Tasting again and again I began to shift my focus from sensory evaluation to personality and situational characteristics. When would I drink a wine like this and with whom? Who would appreciate this? What’s the setting? What food would pair with this wine? This is a showcase wine, not a warm-up. Any lesser wines, I don’t contemplate this much; I simply drink and move on. This had to be an epic wine.

But what was it? Who made it? Where was it from?

I get the fact that this is well crafted wine. This wine is not being tasted on its own, but side-by-side with another wine. And while I didn’t know it at the time, we were about to taste 8 other wines of high quality, side-by-side for the next couple hours.

For some reason, the crowd was very excited about this second wine. Is it rare? Is it expensive? Probably yes to both. Was I the only guy who wasn’t in on this? Then Lanette says, “this is the Latour of Italy…the Lafite of Italy.” So it was Bordeaux.

Take another sip…

Again from Lanette, “if I told you this was 100% Merlot, would that change anyone’s opinion?”

Take another sip…

I think to myself, “This wine is outstanding…this is merlot? No way…merlot doesn’t taste like this. The Lafite of Italy…What the hell have I been missing?! An Italian merlot maker? That narrows the list considerably.”

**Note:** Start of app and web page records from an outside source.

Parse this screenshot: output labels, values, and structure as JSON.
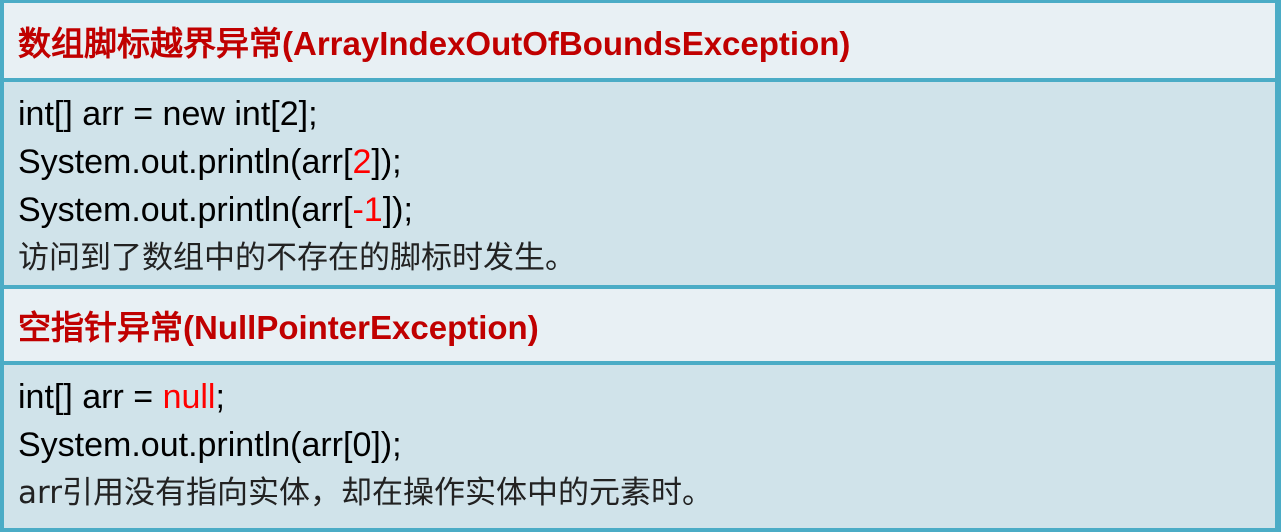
{
  "sections": [
    {
      "title": "数组脚标越界异常(ArrayIndexOutOfBoundsException)",
      "lines": [
        {
          "pre": "int[] arr = new int[2];",
          "hl": "",
          "post": ""
        },
        {
          "pre": "System.out.println(arr[",
          "hl": "2",
          "post": "]);"
        },
        {
          "pre": "System.out.println(arr[",
          "hl": "-1",
          "post": "]);"
        }
      ],
      "note": "访问到了数组中的不存在的脚标时发生。"
    },
    {
      "title": "空指针异常(NullPointerException)",
      "lines": [
        {
          "pre": "int[] arr = ",
          "hl": "null",
          "post": ";"
        },
        {
          "pre": "System.out.println(arr[0]);",
          "hl": "",
          "post": ""
        }
      ],
      "note": "arr引用没有指向实体，却在操作实体中的元素时。"
    }
  ],
  "colors": {
    "border": "#4bacc6",
    "title": "#c00000",
    "highlight": "#ff0000"
  }
}
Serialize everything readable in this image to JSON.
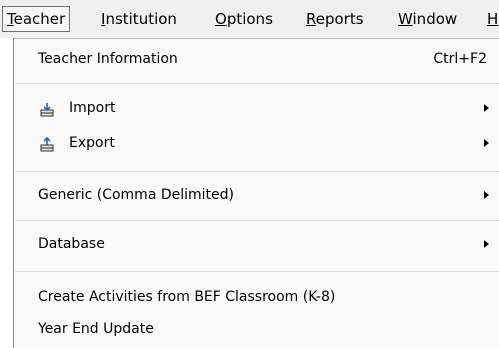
{
  "menubar": {
    "items": [
      {
        "label": "Teacher",
        "mnemonic": "T",
        "rest": "eacher"
      },
      {
        "label": "Institution",
        "mnemonic": "I",
        "rest": "nstitution"
      },
      {
        "label": "Options",
        "mnemonic": "O",
        "rest": "ptions"
      },
      {
        "label": "Reports",
        "mnemonic": "R",
        "rest": "eports"
      },
      {
        "label": "Window",
        "mnemonic": "W",
        "rest": "indow"
      },
      {
        "label": "H",
        "mnemonic": "H",
        "rest": ""
      }
    ]
  },
  "menu": {
    "teacher_information": {
      "label": "Teacher Information",
      "shortcut": "Ctrl+F2"
    },
    "import": {
      "label": "Import",
      "icon": "import-icon"
    },
    "export": {
      "label": "Export",
      "icon": "export-icon"
    },
    "generic": {
      "label": "Generic (Comma Delimited)"
    },
    "database": {
      "label": "Database"
    },
    "create_activities": {
      "label": "Create Activities from BEF Classroom (K-8)"
    },
    "year_end_update": {
      "label": "Year End Update"
    }
  },
  "colors": {
    "menu_bg": "#fafafa",
    "menubar_bg": "#f0f0f0"
  }
}
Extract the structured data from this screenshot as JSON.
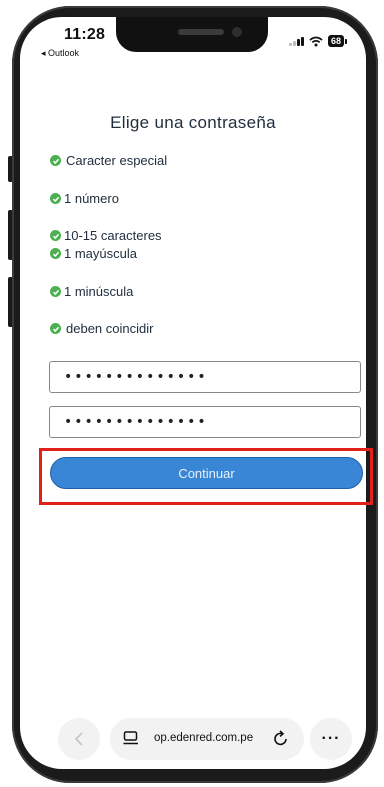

The suspense was building and Lanette was doing a wonderful job of building it.

I’m now captive, hostage to this wine. I know it’s of very high quality, from Italy, and 100% Merlot.

Do I have any sips left?

The brown bags are are torn apart to reveal…Masseto; 100% merlot from Italy and coming in at 15% alcohol.

I’ve only read about this wine; the book, a gift from my Mother about the best wines of Italy written by Bastianich. I’ve tended to favor the wines from La Spinetta, Gaja, and Pio Cesare over the years as benchmarks for the finest red wines in Italy. I would have never have guessed merlot could taste this good; this great. Nebbiolo, yes. Merlot, no.

Once the Masseto was revealed, it was quickly snatched up, but it was only the beginning of the evening. I wish I could have squirreled away another glass for later comparison. This is one of those rare opportunities where opinions are changed in an instant. Forget the preconceptions, your bias and learn something new. Merlot can be extraordinary.

At the end of the night, I had a glass of 2007 Ridge Monte Bello in my glass, a wine that made me change my perceptions regarding American oak and Cabernet Sauvignon outside of Napa Valley.  The Monte Bello was a fitting end to a provocative and enjoyable evening dedicated to changing my opinion about merlot. Italians can make a fantastic merlot; we Americans should try harder at making one too.

Thanks Lanette.

Masseto 2009

Ridge Monte Bello 2007

Hundred Acre 2009

Guado al Tasso 2009

Ramey Pedregal 2008

Opus One 2007 (twice)

Bryant Family Bettina 2009